10 Elements of Design
Design elements are universal. Whether you are an interior designer, graphic designer, architect, painter or anything else that involves some sort of creativity, you have probably considered some, if not all, of these elements of design.
What is design though? Is it simply lines, shapes, colors and organization? Whatever it is, it is easy to manipulate by changing even a minor detail.
Consider the following 10 elements of design if you are creating something new or need to find ways to revise a look.
Also referred to as layout. The overall, big picture. This is the overall visual organization and arrangement of all elements within a design.
One of the most subtle things I learned when designing that helped me – look at your work from a 10-25% view scale so the design is smaller. This allows you to see it from a distance and gain a new perspective of overall look. Good for paintings, print design, social media feed, etc.
2. Scale + Size
I went to Alys Beach and fell in love with the architecture. The exteriors were not complex, but the elements were prominent.
Oversized planters, giant doors, exaggerated architectural details….these features made the design.
Think outside of the box when it comes to sizing objects. Practicality isn’t always the best route.
All things are countered by something else. Maybe you are a painter. If so, you realize there must be some sort of focal point with balancing elements.
If you are a designer styling a table, you agree there has to be some kind of balance to all of it. Another example would be floral arrangements.
As a creative of any type, you are the master craftsman of elements themself. What goes together?
Whether in scale, color or size, there is always a counterpart.
Any editorial designer will tell you alignment can change the look of any design. Centered, left aligned, right aligned or justified text – each is totally different.
Think about elements within your design and where each element is in relation to the others.
Consider a stately formal garden and the orderly fashion of rows of boxwoods. In this case, alignment creates order and a focal point.
If you use too many different objects in any design, there is no unity. You must find ways to repeat items – maybe that’s a color, pattern, texture or other variable.
When I visited Charleston, I stayed at The Saint Hotel. In the foyer, they had these giant chandeliers. They were gorgeous, but the fact there were multiple ones hung together made the look.
Repetition ultimately brings looks together in a subtle way. This is especially true in interior design. Ordered chaos brings cohesive looks.
This is how you differentiate elements to create hierarchy.
Example: Headers, body text, sub headers, captions.
7. Negative space
Also referred to as white space. Instead of trying to fill an entire space with something, let some space breathe. Busy designs (like older advertisements) can easily look dated.
White space is also a great way to add emphasis. When there’s nothing else to focus on, what are you focusing on? Less things to remember = More easily remembered.
So basically….how are you utilizing white space? Strictly for aesthetic or functionality or both?
Chirk Castle Yew Topiary Garden near Wrexam
8. Symmetry + Asymmetry

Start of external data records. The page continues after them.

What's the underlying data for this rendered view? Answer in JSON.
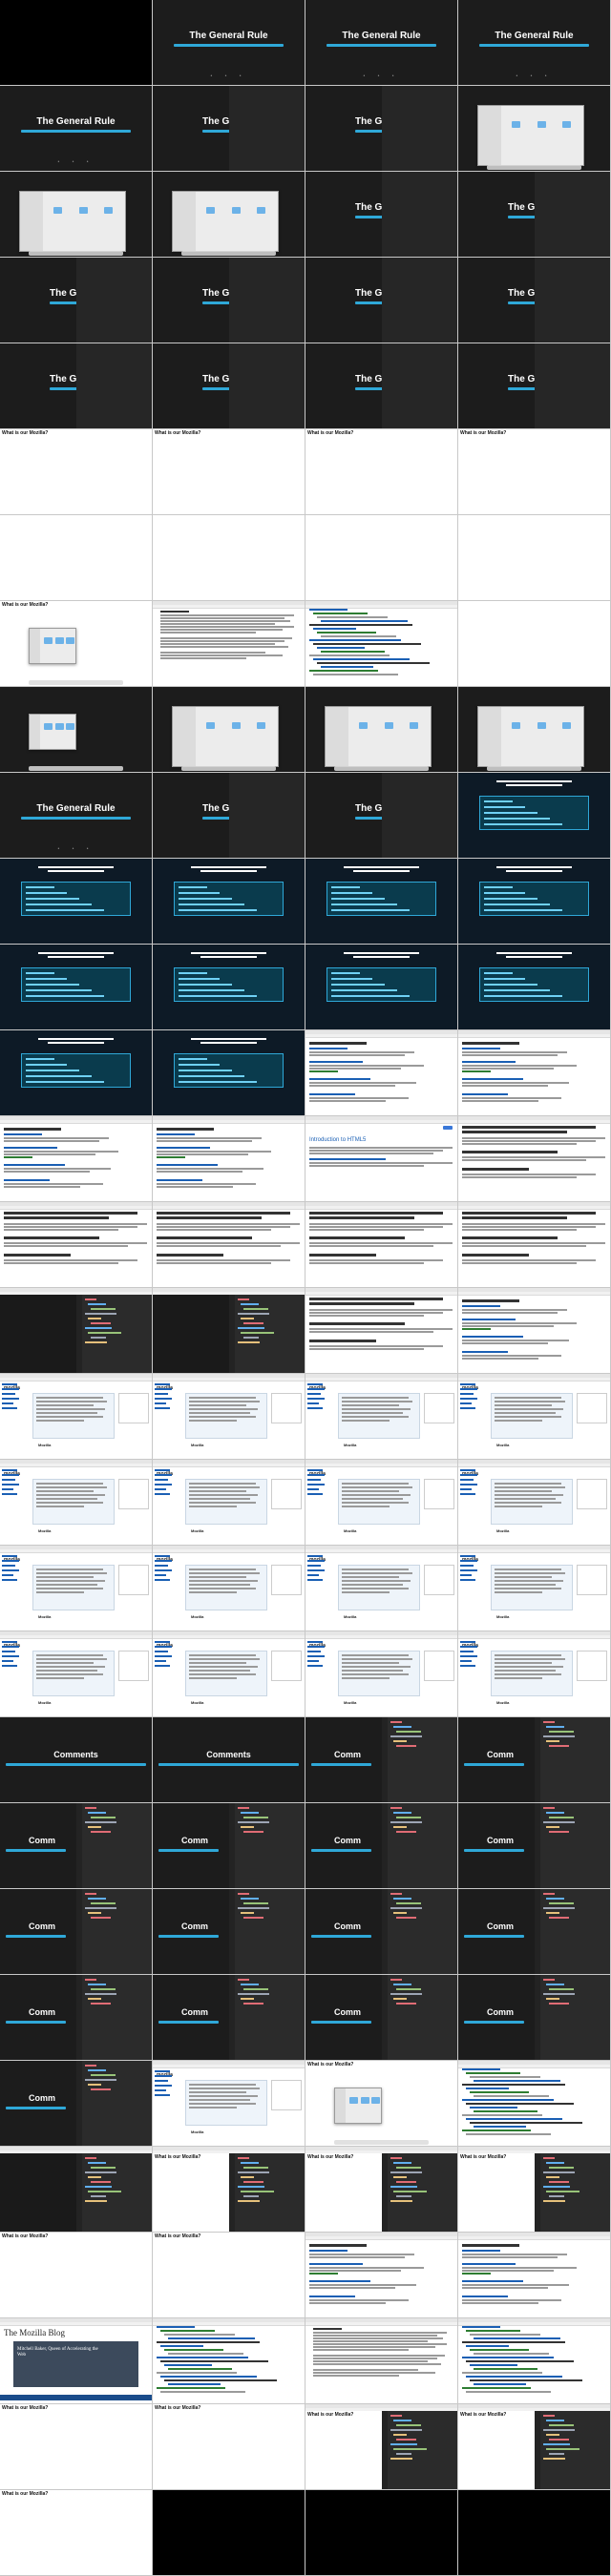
{
  "slides": {
    "general_rule_title": "The General Rule",
    "comments_title": "Comments",
    "comments_partial_title": "Comm"
  },
  "captions": {
    "question": "What is our Mozilla?"
  },
  "blog": {
    "title": "The Mozilla Blog",
    "hero_text": "Mitchell Baker, Queen of Accelerating the Web"
  },
  "browser": {
    "mdn_heading": "Introduction to HTML5",
    "mdn_logo": "mozilla",
    "mdn_page_label": "Mozilla"
  },
  "colors": {
    "slide_bg": "#1c1c1c",
    "slide_accent": "#2fa8d8",
    "editor_bg": "#2b2b2b",
    "link_blue": "#1a5fb4"
  },
  "icons": [
    "folder-icon",
    "dock-icon"
  ]
}
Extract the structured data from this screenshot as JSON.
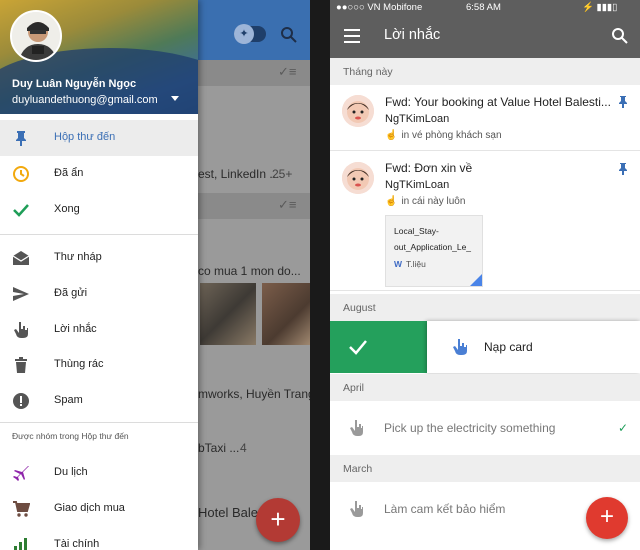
{
  "left_phone": {
    "background_app": {
      "rows": [
        {
          "text": "est, LinkedIn ...",
          "count": "25+"
        },
        {
          "text": "co mua 1 mon do..."
        },
        {
          "text": "mworks, Huyền Trang"
        },
        {
          "text": "bTaxi ...",
          "count": "4"
        },
        {
          "text": "Hotel Bales"
        }
      ],
      "fab_label": "+"
    },
    "drawer": {
      "account": {
        "name": "Duy Luân Nguyễn Ngọc",
        "email": "duyluandethuong@gmail.com"
      },
      "items": [
        {
          "label": "Hộp thư đến",
          "icon": "pin-icon",
          "active": true
        },
        {
          "label": "Đã ẩn",
          "icon": "clock-icon"
        },
        {
          "label": "Xong",
          "icon": "check-icon"
        },
        {
          "label": "Thư nháp",
          "icon": "drafts-icon"
        },
        {
          "label": "Đã gửi",
          "icon": "send-icon"
        },
        {
          "label": "Lời nhắc",
          "icon": "reminder-hand-icon"
        },
        {
          "label": "Thùng rác",
          "icon": "trash-icon"
        },
        {
          "label": "Spam",
          "icon": "spam-icon"
        }
      ],
      "group_title": "Được nhóm trong Hộp thư đến",
      "groups": [
        {
          "label": "Du lịch",
          "icon": "plane-icon"
        },
        {
          "label": "Giao dịch mua",
          "icon": "cart-icon"
        },
        {
          "label": "Tài chính",
          "icon": "finance-icon"
        }
      ]
    },
    "colors": {
      "inbox_blue": "#3b6fb5",
      "fab": "#b33a34"
    }
  },
  "right_phone": {
    "status_bar": {
      "carrier": "●●○○○ VN Mobifone",
      "time": "6:58 AM"
    },
    "title": "Lời nhắc",
    "sections": {
      "this_month": "Tháng này",
      "august": "August",
      "april": "April",
      "march": "March"
    },
    "emails": [
      {
        "subject": "Fwd: Your booking at Value Hotel Balesti...",
        "sender": "NgTKimLoan",
        "reminder": "in vé phòng khách sạn"
      },
      {
        "subject": "Fwd: Đơn xin về",
        "sender": "NgTKimLoan",
        "reminder": "in cái này luôn",
        "attachment": {
          "name_line1": "Local_Stay-",
          "name_line2": "out_Application_Le_",
          "type_letter": "W",
          "type_label": "T.liệu"
        }
      }
    ],
    "swiped_reminder": {
      "label": "Nạp card"
    },
    "reminders": [
      {
        "label": "Pick up the electricity something",
        "done": true
      },
      {
        "label": "Làm cam kết bảo hiểm",
        "done": false
      }
    ],
    "fab_label": "+",
    "colors": {
      "appbar": "#5e5e5e",
      "swipe_done": "#24a05c",
      "fab": "#e03a2f",
      "reminder_blue": "#4a7fd4"
    }
  }
}
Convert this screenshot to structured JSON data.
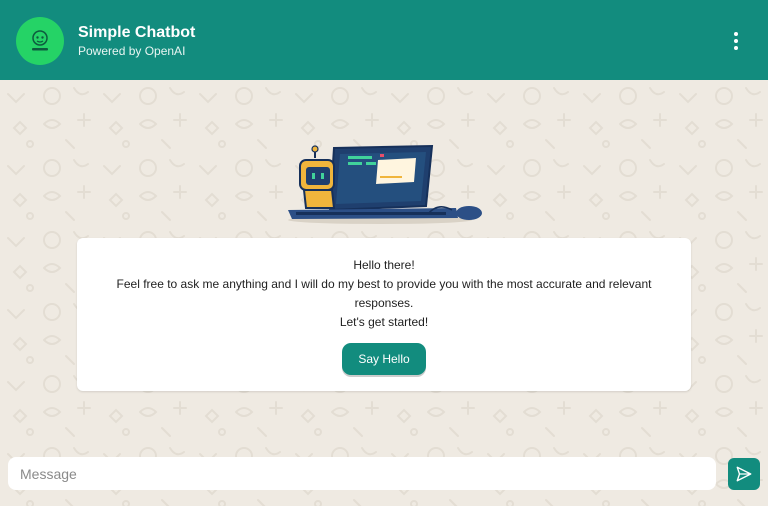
{
  "header": {
    "title": "Simple Chatbot",
    "subtitle": "Powered by OpenAI",
    "avatar_icon": "chatbot-logo-icon",
    "menu_icon": "kebab-menu-icon",
    "bg_color": "#128c7e",
    "avatar_color": "#25d366"
  },
  "welcome": {
    "line1": "Hello there!",
    "line2": "Feel free to ask me anything and I will do my best to provide you with the most accurate and relevant responses.",
    "line3": "Let's get started!",
    "button_label": "Say Hello",
    "illustration_icon": "robot-laptop-illustration"
  },
  "composer": {
    "placeholder": "Message",
    "value": "",
    "send_icon": "send-icon",
    "accent_color": "#128c7e"
  }
}
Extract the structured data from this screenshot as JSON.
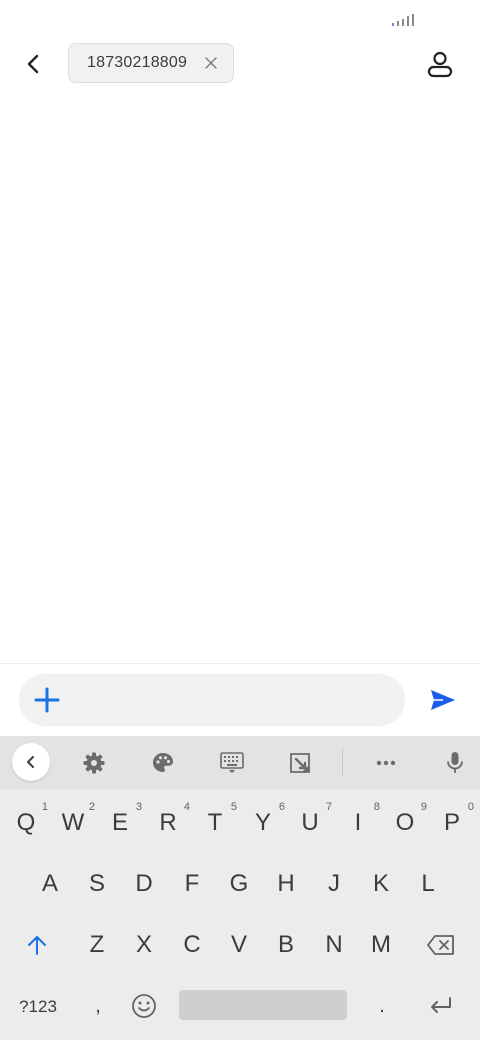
{
  "status_bar": {
    "signal_icon": "signal-bars-icon"
  },
  "header": {
    "back_icon": "back-arrow-icon",
    "recipient": "18730218809",
    "remove_icon": "close-icon",
    "contact_icon": "contact-icon"
  },
  "compose": {
    "attach_icon": "plus-icon",
    "message_value": "",
    "send_icon": "send-icon",
    "accent_color": "#1a73e8"
  },
  "keyboard": {
    "toolbar": {
      "collapse_icon": "chevron-left-icon",
      "settings_icon": "gear-icon",
      "theme_icon": "palette-icon",
      "layout_icon": "keyboard-icon",
      "clipboard_icon": "edit-icon",
      "more_icon": "more-icon",
      "voice_icon": "microphone-icon"
    },
    "row1": [
      {
        "key": "Q",
        "hint": "1"
      },
      {
        "key": "W",
        "hint": "2"
      },
      {
        "key": "E",
        "hint": "3"
      },
      {
        "key": "R",
        "hint": "4"
      },
      {
        "key": "T",
        "hint": "5"
      },
      {
        "key": "Y",
        "hint": "6"
      },
      {
        "key": "U",
        "hint": "7"
      },
      {
        "key": "I",
        "hint": "8"
      },
      {
        "key": "O",
        "hint": "9"
      },
      {
        "key": "P",
        "hint": "0"
      }
    ],
    "row2": [
      "A",
      "S",
      "D",
      "F",
      "G",
      "H",
      "J",
      "K",
      "L"
    ],
    "row3": [
      "Z",
      "X",
      "C",
      "V",
      "B",
      "N",
      "M"
    ],
    "shift_icon": "shift-arrow-icon",
    "backspace_icon": "backspace-icon",
    "symbols_label": "?123",
    "comma_label": ",",
    "emoji_icon": "emoji-icon",
    "period_label": ".",
    "enter_icon": "enter-icon",
    "shift_color": "#1a73e8"
  }
}
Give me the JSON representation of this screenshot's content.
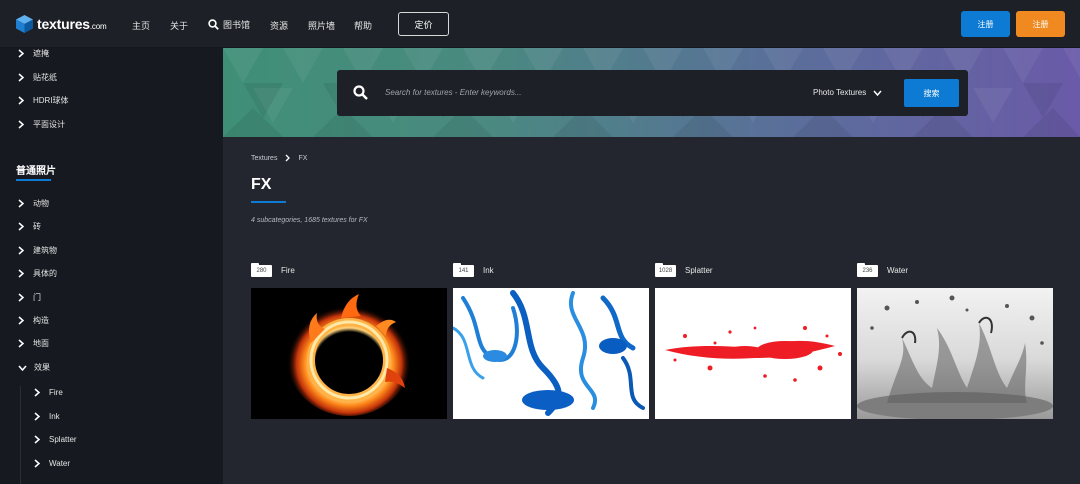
{
  "topnav": {
    "logo": {
      "name": "textures",
      "suffix": ".com"
    },
    "links": [
      "主页",
      "关于"
    ],
    "library_label": "图书馆",
    "links2": [
      "资源",
      "照片墙",
      "帮助"
    ],
    "pricing_label": "定价",
    "btn_blue_label": "注册",
    "btn_orange_label": "注册"
  },
  "sidebar": {
    "top_items": [
      "遮掩",
      "贴花纸",
      "HDRI球体",
      "平面设计"
    ],
    "heading": "普通照片",
    "items": [
      "动物",
      "砖",
      "建筑物",
      "具体的",
      "门",
      "构造",
      "地面",
      "效果"
    ],
    "sub_items": [
      "Fire",
      "Ink",
      "Splatter",
      "Water"
    ]
  },
  "search": {
    "placeholder": "Search for textures - Enter keywords...",
    "type_label": "Photo Textures",
    "button_label": "搜索"
  },
  "breadcrumb": [
    "Textures",
    "FX"
  ],
  "page": {
    "title": "FX",
    "subtitle": "4 subcategories, 1685 textures for FX"
  },
  "categories": [
    {
      "name": "Fire",
      "count": "280"
    },
    {
      "name": "Ink",
      "count": "141"
    },
    {
      "name": "Splatter",
      "count": "1028"
    },
    {
      "name": "Water",
      "count": "236"
    }
  ],
  "colors": {
    "accent_blue": "#0d7bd4",
    "accent_orange": "#f0891f",
    "sidebar_bg": "#161a20",
    "page_bg": "#23262e"
  }
}
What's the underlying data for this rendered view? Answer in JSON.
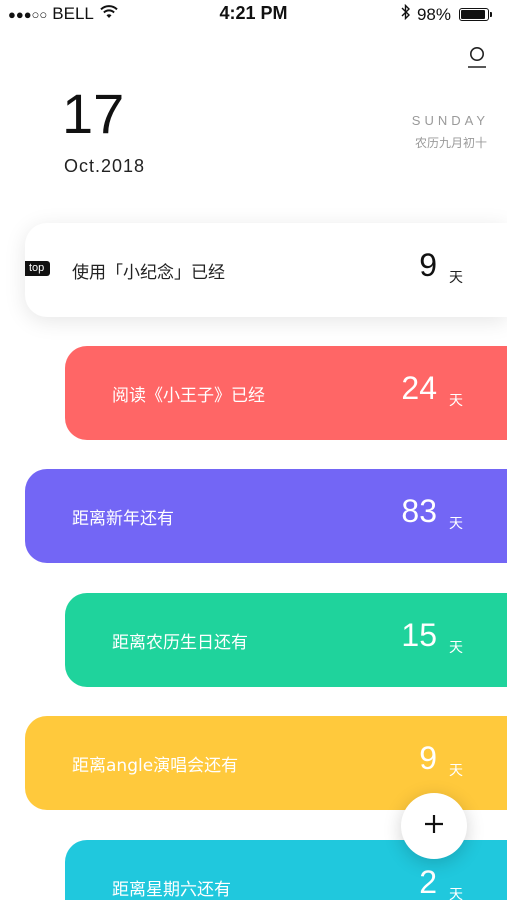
{
  "status_bar": {
    "signal": "●●●○○",
    "carrier": "BELL",
    "time": "4:21 PM",
    "battery_pct": "98%",
    "battery_level": 0.98
  },
  "header": {
    "day": "17",
    "month_year": "Oct.2018",
    "weekday": "SUNDAY",
    "lunar_date": "农历九月初十"
  },
  "colors": {
    "red": "#ff6666",
    "purple": "#7366f5",
    "green": "#1fd39c",
    "yellow": "#ffc93c",
    "cyan": "#20c8dd"
  },
  "cards": [
    {
      "label": "使用「小纪念」已经",
      "count": "9",
      "unit": "天",
      "badge": "top",
      "color": "#ffffff"
    },
    {
      "label": "阅读《小王子》已经",
      "count": "24",
      "unit": "天",
      "color": "#ff6666"
    },
    {
      "label": "距离新年还有",
      "count": "83",
      "unit": "天",
      "color": "#7366f5"
    },
    {
      "label": "距离农历生日还有",
      "count": "15",
      "unit": "天",
      "color": "#1fd39c"
    },
    {
      "label": "距离angle演唱会还有",
      "count": "9",
      "unit": "天",
      "color": "#ffc93c"
    },
    {
      "label": "距离星期六还有",
      "count": "2",
      "unit": "天",
      "color": "#20c8dd"
    }
  ],
  "icons": {
    "profile": "profile-icon",
    "add": "plus-icon",
    "wifi": "wifi-icon",
    "bluetooth": "bluetooth-icon",
    "battery": "battery-icon"
  }
}
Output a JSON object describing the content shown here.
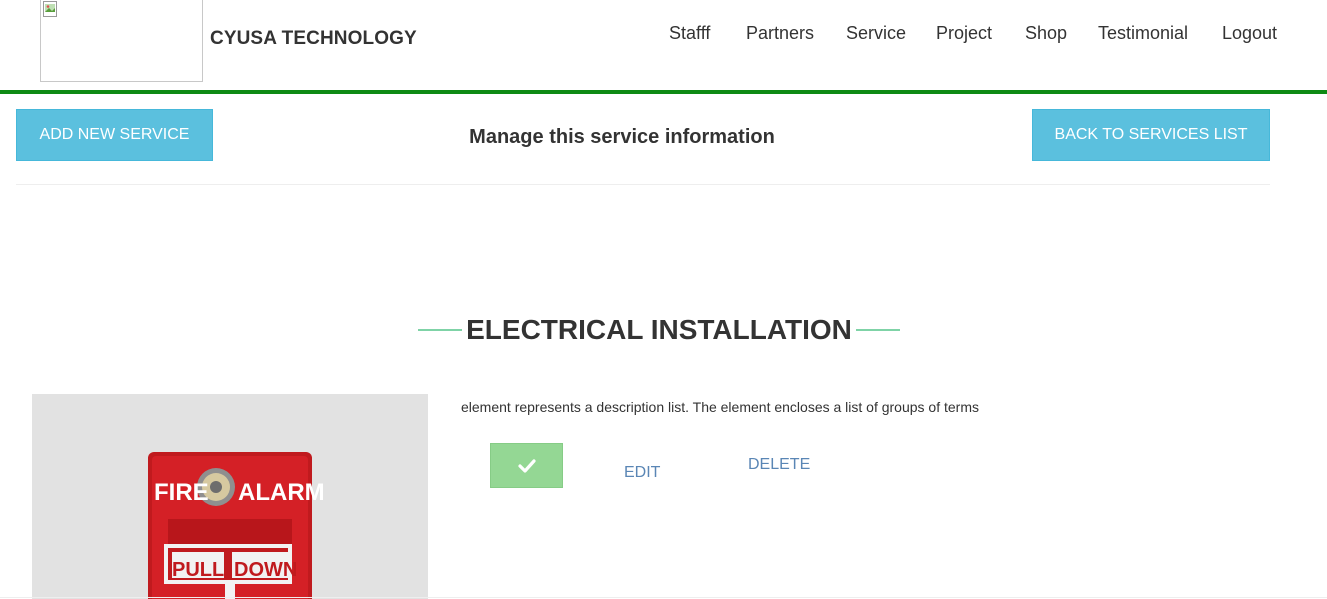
{
  "header": {
    "brand": "CYUSA TECHNOLOGY",
    "logo_alt": "",
    "nav": [
      "Stafff",
      "Partners",
      "Service",
      "Project",
      "Shop",
      "Testimonial",
      "Logout"
    ]
  },
  "toolbar": {
    "add_label": "ADD NEW SERVICE",
    "title": "Manage this service information",
    "back_label": "BACK TO SERVICES LIST"
  },
  "service": {
    "title": "ELECTRICAL INSTALLATION",
    "description": "element represents a description list. The element encloses a list of groups of terms",
    "image_text": {
      "line1_left": "FIRE",
      "line1_right": "ALARM",
      "line2_left": "PULL",
      "line2_right": "DOWN"
    },
    "actions": {
      "approve_icon": "check-icon",
      "edit_label": "EDIT",
      "delete_label": "DELETE"
    }
  },
  "colors": {
    "accent_green": "#0e8a14",
    "button_blue": "#5bc0de",
    "approve_green": "#94d794",
    "link_blue": "#5a86b5"
  }
}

Clean cut and organized symmetric designs vs asymmetry in design. Like everything else, there’s really no right or wrong answer.
Something to look at: landscaping. You can create a very organized scape with order and defined parts that mirror each other or you can create variation with different plants that are different heights and shapes. A flower bed, a boxwood garden, a neat row of trees….
Symmetry can be created with a mirrored layout and / or by using the same objects.
Color establishes the mood of your overall design. Color psychology is something to consider when creating any marketing material.
Light and color are the initial language that begin in the eyes; therefore, it’s the ultimate first impression.
In 3D designs, texture creates depth. Oil paintings, textiles, materials, digital renderings, exteriors….textures drastically change the way any design looks and feels.
Smooth Italian leather feels a lot different than a jute rug. Texture alone can be the ultimate complementary companion in a space.